    Colombia meets the criteria of an emerging market economy. The South American country has a much lower gross domestic product, ... Read Full Answer >>
  3. What assumptions are made when conducting a t-test?

    The common assumptions made when doing a t-test include those regarding the scale of measurement, random sampling, normality ... Read Full Answer >>
  4. What are some of the more common types of regressions investors can use?

    The most common types of regression an investor can use are linear regressions and multiple linear regressions. Regressions ... Read Full Answer >>
  5. What types of assets lower portfolio variance?

    Assets that have a negative correlation with each other reduce portfolio variance. Variance is one measure of the volatility ... Read Full Answer >>
  6. When is it better to use systematic over simple random sampling?

    Under simple random sampling, a sample of items is chosen randomly from a population, and each item has an equal probability ... Read Full Answer >>

You May Also Like

Hot Definitions
  1. Bar Chart

    A style of chart used by some technical analysts, on which, as illustrated below, the top of the vertical line indicates ...
  2. Bullish Engulfing Pattern

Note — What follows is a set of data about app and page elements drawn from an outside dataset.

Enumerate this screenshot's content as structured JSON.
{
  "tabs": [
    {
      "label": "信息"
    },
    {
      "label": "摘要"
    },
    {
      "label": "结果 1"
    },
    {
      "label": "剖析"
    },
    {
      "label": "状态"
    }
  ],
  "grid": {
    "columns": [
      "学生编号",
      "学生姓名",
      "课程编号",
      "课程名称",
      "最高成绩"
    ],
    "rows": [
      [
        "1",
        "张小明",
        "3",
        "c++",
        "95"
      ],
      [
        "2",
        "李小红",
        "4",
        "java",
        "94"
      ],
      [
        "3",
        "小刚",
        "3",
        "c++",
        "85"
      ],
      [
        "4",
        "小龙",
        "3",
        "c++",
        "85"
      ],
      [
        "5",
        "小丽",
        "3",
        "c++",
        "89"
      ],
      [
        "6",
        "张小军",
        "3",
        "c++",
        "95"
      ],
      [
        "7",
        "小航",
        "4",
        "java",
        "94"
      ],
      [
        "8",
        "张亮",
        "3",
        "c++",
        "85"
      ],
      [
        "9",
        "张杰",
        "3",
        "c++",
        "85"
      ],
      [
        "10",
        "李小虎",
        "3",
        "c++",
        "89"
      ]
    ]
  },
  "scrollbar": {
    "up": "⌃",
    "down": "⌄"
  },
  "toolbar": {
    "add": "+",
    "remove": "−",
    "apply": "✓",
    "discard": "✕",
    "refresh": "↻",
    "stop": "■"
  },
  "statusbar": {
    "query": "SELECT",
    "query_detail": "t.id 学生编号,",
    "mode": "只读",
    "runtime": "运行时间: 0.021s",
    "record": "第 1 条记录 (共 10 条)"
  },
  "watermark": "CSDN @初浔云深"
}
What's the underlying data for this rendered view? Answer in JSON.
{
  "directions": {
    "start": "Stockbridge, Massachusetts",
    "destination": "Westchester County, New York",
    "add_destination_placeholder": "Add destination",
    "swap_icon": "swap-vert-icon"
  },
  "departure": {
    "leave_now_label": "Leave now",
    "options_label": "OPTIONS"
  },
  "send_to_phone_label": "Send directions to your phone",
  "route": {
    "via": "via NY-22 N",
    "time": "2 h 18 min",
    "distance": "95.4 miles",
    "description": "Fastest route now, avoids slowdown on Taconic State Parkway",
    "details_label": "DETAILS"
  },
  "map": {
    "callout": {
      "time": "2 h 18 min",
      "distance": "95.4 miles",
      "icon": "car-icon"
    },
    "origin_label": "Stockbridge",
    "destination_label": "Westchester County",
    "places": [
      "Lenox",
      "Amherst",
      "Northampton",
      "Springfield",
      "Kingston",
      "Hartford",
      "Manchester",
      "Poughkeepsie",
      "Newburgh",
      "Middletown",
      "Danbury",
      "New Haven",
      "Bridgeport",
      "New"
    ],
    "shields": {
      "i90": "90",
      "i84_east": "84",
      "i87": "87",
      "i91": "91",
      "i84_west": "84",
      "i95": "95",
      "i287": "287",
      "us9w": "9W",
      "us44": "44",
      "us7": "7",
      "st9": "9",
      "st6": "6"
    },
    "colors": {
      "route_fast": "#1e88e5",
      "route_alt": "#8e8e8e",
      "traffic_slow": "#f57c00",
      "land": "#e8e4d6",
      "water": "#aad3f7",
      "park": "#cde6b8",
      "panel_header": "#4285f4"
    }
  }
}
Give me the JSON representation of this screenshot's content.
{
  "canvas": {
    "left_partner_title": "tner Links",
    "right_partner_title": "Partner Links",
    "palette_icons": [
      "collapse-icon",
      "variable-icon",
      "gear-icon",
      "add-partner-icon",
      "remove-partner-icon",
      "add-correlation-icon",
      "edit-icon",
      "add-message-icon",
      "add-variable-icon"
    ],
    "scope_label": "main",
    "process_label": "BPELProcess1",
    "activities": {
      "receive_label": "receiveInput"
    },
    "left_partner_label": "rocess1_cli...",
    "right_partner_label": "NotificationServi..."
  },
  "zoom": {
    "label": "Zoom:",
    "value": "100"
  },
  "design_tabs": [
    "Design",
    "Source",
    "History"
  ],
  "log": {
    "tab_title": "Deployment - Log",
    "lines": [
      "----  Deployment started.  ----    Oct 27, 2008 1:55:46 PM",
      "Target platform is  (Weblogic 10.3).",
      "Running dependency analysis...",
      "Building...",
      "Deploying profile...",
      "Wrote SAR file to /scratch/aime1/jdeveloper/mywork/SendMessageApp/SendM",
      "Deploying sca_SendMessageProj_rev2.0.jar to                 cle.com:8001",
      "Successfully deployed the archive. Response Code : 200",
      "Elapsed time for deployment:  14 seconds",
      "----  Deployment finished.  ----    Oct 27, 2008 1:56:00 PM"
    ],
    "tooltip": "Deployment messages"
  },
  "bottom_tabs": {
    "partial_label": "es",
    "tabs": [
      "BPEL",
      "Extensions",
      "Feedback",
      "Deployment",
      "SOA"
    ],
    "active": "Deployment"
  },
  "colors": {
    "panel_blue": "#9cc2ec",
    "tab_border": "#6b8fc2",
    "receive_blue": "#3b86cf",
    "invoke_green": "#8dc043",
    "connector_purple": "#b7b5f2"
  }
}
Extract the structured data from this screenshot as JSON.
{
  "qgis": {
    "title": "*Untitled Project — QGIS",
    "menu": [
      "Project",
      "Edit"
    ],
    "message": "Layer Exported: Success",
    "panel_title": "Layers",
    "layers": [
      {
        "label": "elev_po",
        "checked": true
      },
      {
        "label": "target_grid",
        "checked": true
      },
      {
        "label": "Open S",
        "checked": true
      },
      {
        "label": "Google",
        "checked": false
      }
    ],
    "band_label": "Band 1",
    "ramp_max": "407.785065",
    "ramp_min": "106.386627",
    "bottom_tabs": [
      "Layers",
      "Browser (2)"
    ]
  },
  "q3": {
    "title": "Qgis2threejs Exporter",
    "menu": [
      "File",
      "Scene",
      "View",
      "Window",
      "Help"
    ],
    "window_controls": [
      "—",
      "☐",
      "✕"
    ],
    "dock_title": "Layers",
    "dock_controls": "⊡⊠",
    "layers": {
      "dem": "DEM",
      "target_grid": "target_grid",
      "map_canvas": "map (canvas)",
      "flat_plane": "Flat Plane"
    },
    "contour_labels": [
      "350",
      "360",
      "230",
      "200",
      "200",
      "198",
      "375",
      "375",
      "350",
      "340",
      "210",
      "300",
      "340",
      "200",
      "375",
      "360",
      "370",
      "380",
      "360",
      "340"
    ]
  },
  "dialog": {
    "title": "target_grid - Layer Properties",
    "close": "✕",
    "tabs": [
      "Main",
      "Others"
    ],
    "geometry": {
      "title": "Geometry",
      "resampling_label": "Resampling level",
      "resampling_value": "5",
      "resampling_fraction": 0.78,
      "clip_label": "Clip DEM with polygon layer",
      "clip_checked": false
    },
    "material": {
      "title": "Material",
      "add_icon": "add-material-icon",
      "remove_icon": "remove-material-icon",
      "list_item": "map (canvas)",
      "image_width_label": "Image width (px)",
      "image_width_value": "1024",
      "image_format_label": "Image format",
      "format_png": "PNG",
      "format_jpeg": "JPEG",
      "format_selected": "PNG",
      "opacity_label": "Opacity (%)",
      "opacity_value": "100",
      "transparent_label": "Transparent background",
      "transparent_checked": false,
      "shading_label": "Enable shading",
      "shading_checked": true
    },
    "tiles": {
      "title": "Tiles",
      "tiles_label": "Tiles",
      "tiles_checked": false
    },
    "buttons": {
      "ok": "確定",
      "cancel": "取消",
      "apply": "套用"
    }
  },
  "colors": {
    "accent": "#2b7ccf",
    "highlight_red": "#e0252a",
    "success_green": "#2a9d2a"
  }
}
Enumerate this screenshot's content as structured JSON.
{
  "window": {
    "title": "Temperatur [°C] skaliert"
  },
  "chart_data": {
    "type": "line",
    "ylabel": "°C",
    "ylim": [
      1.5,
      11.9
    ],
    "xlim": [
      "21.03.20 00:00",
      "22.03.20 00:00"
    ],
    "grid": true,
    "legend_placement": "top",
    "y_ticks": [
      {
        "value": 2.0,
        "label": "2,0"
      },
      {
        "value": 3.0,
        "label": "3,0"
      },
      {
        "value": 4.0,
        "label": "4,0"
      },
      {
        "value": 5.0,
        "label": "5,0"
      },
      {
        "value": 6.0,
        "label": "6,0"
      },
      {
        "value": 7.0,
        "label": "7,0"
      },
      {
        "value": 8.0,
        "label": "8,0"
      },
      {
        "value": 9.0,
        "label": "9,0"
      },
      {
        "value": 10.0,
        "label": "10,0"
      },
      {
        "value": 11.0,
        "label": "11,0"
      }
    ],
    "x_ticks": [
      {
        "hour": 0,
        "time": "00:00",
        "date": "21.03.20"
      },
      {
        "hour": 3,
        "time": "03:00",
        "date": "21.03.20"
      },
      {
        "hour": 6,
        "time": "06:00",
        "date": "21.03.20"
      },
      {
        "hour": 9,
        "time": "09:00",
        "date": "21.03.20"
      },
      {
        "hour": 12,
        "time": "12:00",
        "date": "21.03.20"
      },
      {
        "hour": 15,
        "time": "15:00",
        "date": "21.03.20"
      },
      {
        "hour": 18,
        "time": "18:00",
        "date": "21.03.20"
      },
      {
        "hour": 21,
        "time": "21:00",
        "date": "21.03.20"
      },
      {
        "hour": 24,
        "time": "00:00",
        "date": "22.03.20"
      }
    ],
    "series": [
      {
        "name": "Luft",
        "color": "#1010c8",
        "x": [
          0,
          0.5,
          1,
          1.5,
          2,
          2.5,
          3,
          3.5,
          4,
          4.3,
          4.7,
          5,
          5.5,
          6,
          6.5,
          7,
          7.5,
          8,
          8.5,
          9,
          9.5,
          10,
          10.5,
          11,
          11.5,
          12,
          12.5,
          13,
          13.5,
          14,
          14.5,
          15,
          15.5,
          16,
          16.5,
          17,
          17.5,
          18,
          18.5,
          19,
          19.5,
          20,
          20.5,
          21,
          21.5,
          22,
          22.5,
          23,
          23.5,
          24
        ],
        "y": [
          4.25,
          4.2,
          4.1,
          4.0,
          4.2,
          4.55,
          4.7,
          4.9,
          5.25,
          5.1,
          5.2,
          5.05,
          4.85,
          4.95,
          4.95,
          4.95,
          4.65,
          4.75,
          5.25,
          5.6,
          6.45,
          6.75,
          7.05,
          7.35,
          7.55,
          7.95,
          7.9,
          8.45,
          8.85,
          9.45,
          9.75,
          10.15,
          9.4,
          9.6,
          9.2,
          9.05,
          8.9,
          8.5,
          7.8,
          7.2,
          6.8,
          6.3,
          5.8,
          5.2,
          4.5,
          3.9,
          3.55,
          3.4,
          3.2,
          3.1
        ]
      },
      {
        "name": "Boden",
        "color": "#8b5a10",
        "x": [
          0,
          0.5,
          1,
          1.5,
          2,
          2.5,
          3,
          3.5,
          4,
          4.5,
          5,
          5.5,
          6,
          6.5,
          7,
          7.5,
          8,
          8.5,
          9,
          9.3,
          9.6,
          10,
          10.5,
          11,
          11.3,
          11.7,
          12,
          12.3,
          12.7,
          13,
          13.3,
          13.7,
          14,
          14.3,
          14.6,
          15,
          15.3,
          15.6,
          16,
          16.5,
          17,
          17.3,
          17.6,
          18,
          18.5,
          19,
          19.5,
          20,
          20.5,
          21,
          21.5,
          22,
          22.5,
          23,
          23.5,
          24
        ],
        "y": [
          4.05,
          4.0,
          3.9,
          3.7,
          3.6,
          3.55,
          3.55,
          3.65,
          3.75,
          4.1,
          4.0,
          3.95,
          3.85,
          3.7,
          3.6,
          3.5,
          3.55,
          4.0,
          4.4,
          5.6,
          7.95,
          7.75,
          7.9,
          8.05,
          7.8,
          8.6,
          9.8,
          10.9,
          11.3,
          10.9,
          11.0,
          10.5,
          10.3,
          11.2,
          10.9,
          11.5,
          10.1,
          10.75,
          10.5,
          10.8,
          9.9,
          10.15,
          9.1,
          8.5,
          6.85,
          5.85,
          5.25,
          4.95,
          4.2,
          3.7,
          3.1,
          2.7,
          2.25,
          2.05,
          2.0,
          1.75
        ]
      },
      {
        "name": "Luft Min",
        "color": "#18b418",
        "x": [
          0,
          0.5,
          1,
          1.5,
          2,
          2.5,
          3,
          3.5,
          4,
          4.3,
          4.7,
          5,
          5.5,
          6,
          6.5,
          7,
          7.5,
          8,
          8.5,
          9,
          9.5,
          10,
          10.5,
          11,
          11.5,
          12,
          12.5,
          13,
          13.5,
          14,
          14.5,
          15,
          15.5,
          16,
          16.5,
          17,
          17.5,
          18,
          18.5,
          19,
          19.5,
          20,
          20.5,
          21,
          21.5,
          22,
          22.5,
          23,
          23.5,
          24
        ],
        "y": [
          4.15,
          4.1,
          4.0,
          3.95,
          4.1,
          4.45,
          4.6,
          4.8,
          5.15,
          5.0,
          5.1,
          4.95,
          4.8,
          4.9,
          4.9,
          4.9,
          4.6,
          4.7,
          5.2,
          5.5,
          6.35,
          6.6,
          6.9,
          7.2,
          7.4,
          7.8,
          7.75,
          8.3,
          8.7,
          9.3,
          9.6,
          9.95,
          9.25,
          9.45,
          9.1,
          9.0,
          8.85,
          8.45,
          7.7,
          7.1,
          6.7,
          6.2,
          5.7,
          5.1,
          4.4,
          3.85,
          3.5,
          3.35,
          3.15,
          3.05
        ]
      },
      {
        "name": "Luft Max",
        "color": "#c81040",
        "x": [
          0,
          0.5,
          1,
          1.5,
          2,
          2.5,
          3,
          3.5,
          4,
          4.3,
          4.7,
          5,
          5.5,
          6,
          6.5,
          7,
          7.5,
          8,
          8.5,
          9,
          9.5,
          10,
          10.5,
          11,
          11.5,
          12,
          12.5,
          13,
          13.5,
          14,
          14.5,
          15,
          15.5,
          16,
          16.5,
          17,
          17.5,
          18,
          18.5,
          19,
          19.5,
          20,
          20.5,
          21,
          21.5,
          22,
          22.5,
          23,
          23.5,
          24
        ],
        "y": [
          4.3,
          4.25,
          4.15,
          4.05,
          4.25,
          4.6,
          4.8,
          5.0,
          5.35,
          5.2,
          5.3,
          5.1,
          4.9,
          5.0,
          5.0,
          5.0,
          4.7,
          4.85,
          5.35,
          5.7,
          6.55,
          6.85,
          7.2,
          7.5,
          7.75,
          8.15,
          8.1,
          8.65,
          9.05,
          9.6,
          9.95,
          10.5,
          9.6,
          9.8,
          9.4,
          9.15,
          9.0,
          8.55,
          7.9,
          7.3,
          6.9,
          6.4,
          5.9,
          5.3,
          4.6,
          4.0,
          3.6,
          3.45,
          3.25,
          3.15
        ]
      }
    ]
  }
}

    A chart pattern that forms when a small black candlestick is followed by a large white candlestick that completely eclipses ...
  3. Cyber Monday

    An expression used in online retailing to describe the Monday following U.S. Thanksgiving weekend. Cyber Monday is generally ...
  4. Take A Bath

    A slang term referring to the situation of an investor who has experienced a large loss from an investment or speculative ...
  5. Black Friday

    1. A day of stock market catastrophe. Originally, September 24, 1869, was deemed Black Friday. The crash was sparked by gold ...
Trading Center